**PROBLEM REQUIREMENTS**
For every record below, repeat the text exactly and pass over any image.

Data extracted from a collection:
<<<<
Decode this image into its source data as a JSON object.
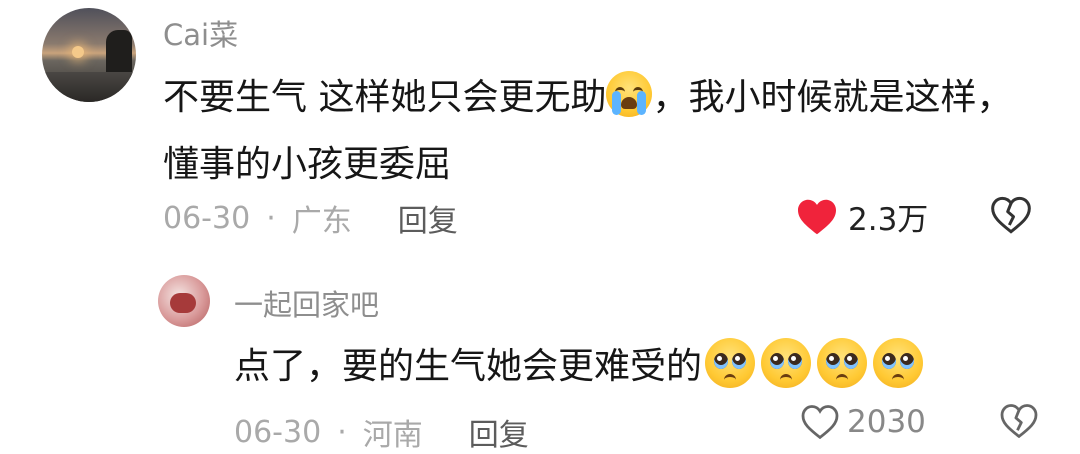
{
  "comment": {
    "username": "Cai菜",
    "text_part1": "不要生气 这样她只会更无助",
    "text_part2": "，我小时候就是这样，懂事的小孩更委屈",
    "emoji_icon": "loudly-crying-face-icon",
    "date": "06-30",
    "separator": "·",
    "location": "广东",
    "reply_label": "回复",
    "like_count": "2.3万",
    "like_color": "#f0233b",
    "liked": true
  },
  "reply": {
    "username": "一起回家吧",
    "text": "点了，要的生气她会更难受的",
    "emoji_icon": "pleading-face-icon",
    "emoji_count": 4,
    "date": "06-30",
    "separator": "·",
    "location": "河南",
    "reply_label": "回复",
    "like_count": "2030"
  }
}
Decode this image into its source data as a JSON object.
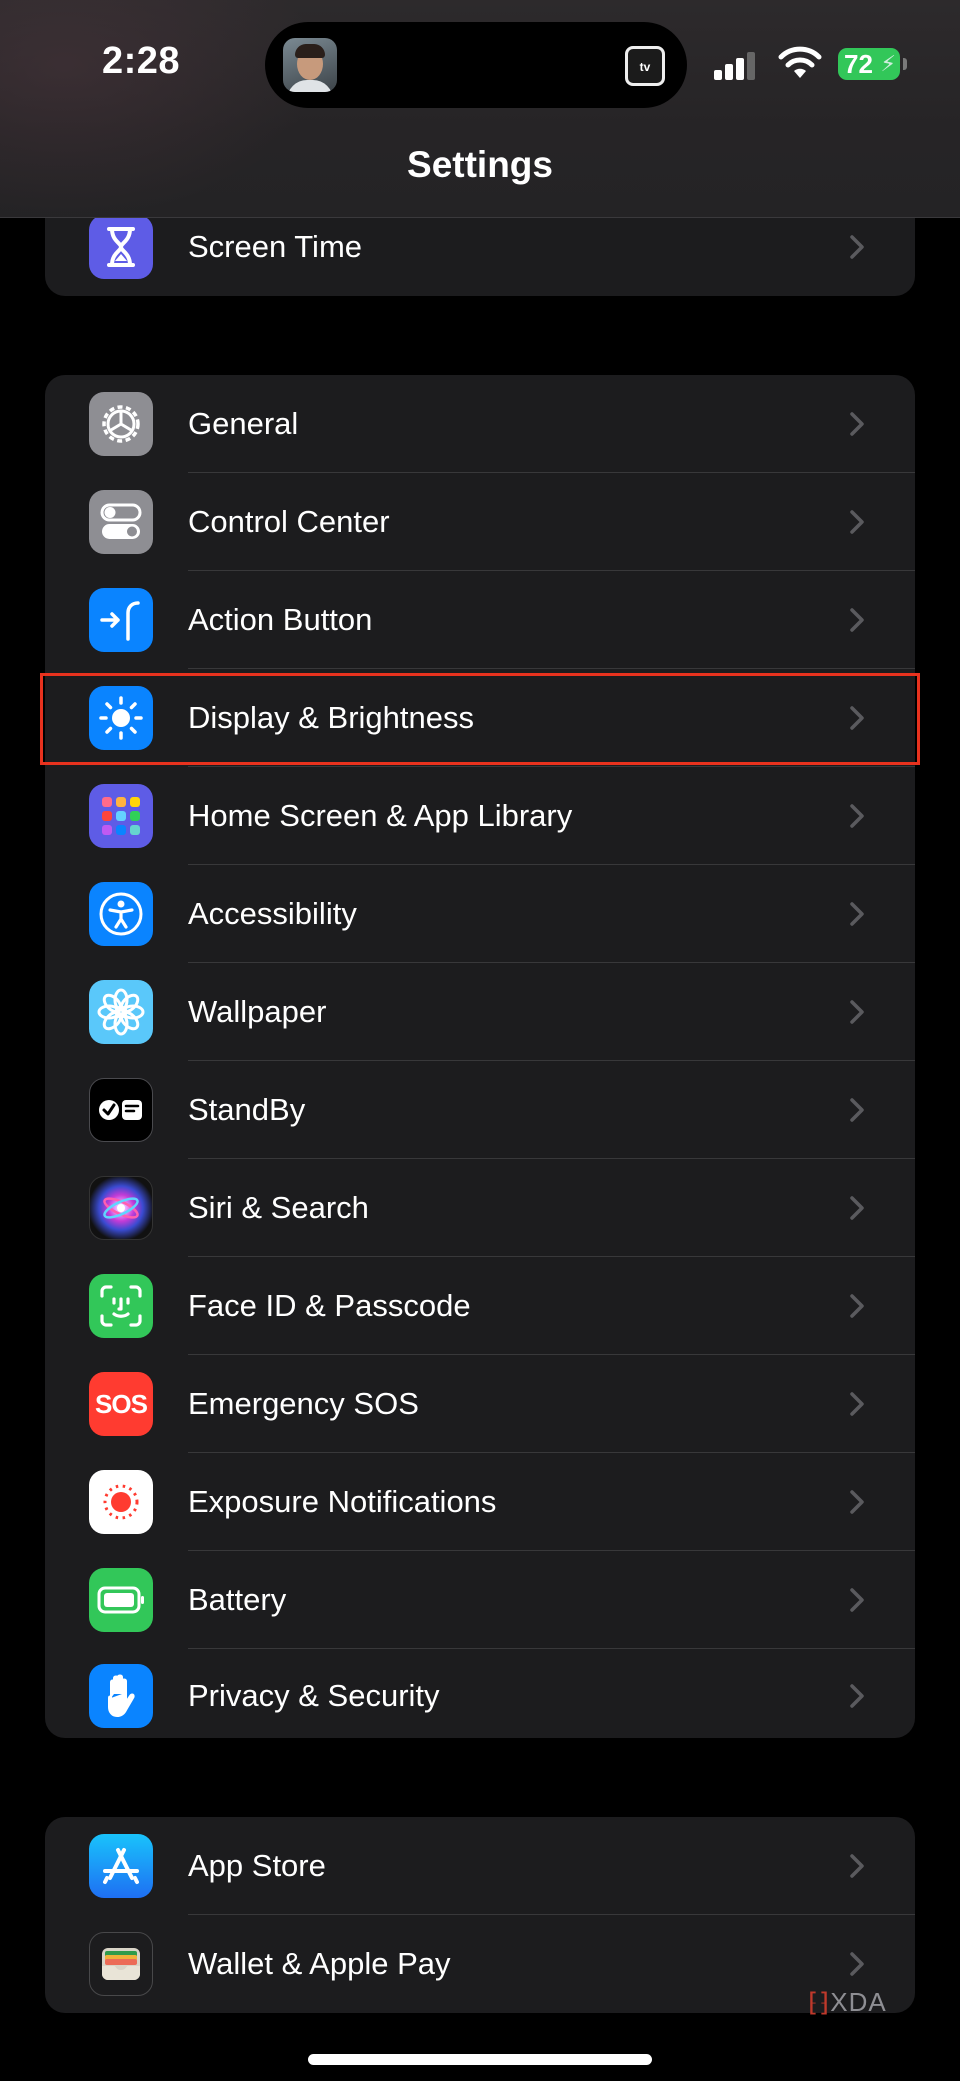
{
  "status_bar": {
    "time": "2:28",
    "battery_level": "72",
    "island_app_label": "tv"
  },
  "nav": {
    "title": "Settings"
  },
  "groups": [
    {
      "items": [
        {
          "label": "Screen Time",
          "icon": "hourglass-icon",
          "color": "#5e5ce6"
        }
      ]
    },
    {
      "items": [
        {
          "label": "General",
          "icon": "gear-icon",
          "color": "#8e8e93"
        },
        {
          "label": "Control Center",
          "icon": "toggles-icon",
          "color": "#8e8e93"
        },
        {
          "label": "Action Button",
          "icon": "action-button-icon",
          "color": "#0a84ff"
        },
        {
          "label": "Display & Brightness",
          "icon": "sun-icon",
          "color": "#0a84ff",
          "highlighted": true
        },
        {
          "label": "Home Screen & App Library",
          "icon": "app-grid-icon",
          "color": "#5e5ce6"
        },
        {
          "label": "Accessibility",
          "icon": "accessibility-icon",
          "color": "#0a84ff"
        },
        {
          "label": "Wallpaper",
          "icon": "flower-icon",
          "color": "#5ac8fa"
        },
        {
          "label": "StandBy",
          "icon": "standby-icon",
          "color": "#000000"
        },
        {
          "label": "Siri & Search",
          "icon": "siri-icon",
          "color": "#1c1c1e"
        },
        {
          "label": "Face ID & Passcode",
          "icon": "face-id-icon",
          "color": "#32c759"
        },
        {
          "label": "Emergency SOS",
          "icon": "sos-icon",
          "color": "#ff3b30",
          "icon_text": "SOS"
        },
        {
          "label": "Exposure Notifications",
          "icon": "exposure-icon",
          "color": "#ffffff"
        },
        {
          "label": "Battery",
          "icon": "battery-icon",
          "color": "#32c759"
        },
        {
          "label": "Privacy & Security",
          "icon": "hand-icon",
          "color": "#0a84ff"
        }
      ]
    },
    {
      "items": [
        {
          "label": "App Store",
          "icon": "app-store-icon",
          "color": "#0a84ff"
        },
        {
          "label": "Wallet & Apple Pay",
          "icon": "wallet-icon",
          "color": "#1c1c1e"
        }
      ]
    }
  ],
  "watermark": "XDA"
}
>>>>
**SOLUTION TO THIS TASK**
Decode this image into its source data as a JSON object.
{
  "comment": {
    "username": "Cai菜",
    "text_part1": "不要生气 这样她只会更无助",
    "text_part2": "，我小时候就是这样，懂事的小孩更委屈",
    "emoji_icon": "loudly-crying-face-icon",
    "date": "06-30",
    "separator": "·",
    "location": "广东",
    "reply_label": "回复",
    "like_count": "2.3万",
    "like_color": "#f0233b",
    "liked": true
  },
  "reply": {
    "username": "一起回家吧",
    "text": "点了，要的生气她会更难受的",
    "emoji_icon": "pleading-face-icon",
    "emoji_count": 4,
    "date": "06-30",
    "separator": "·",
    "location": "河南",
    "reply_label": "回复",
    "like_count": "2030"
  }
}
Decode this image into its source data as a JSON object.
{
  "status_bar": {
    "time": "2:28",
    "battery_level": "72",
    "island_app_label": "tv"
  },
  "nav": {
    "title": "Settings"
  },
  "groups": [
    {
      "items": [
        {
          "label": "Screen Time",
          "icon": "hourglass-icon",
          "color": "#5e5ce6"
        }
      ]
    },
    {
      "items": [
        {
          "label": "General",
          "icon": "gear-icon",
          "color": "#8e8e93"
        },
        {
          "label": "Control Center",
          "icon": "toggles-icon",
          "color": "#8e8e93"
        },
        {
          "label": "Action Button",
          "icon": "action-button-icon",
          "color": "#0a84ff"
        },
        {
          "label": "Display & Brightness",
          "icon": "sun-icon",
          "color": "#0a84ff",
          "highlighted": true
        },
        {
          "label": "Home Screen & App Library",
          "icon": "app-grid-icon",
          "color": "#5e5ce6"
        },
        {
          "label": "Accessibility",
          "icon": "accessibility-icon",
          "color": "#0a84ff"
        },
        {
          "label": "Wallpaper",
          "icon": "flower-icon",
          "color": "#5ac8fa"
        },
        {
          "label": "StandBy",
          "icon": "standby-icon",
          "color": "#000000"
        },
        {
          "label": "Siri & Search",
          "icon": "siri-icon",
          "color": "#1c1c1e"
        },
        {
          "label": "Face ID & Passcode",
          "icon": "face-id-icon",
          "color": "#32c759"
        },
        {
          "label": "Emergency SOS",
          "icon": "sos-icon",
          "color": "#ff3b30",
          "icon_text": "SOS"
        },
        {
          "label": "Exposure Notifications",
          "icon": "exposure-icon",
          "color": "#ffffff"
        },
        {
          "label": "Battery",
          "icon": "battery-icon",
          "color": "#32c759"
        },
        {
          "label": "Privacy & Security",
          "icon": "hand-icon",
          "color": "#0a84ff"
        }
      ]
    },
    {
      "items": [
        {
          "label": "App Store",
          "icon": "app-store-icon",
          "color": "#0a84ff"
        },
        {
          "label": "Wallet & Apple Pay",
          "icon": "wallet-icon",
          "color": "#1c1c1e"
        }
      ]
    }
  ],
  "watermark": "XDA"
}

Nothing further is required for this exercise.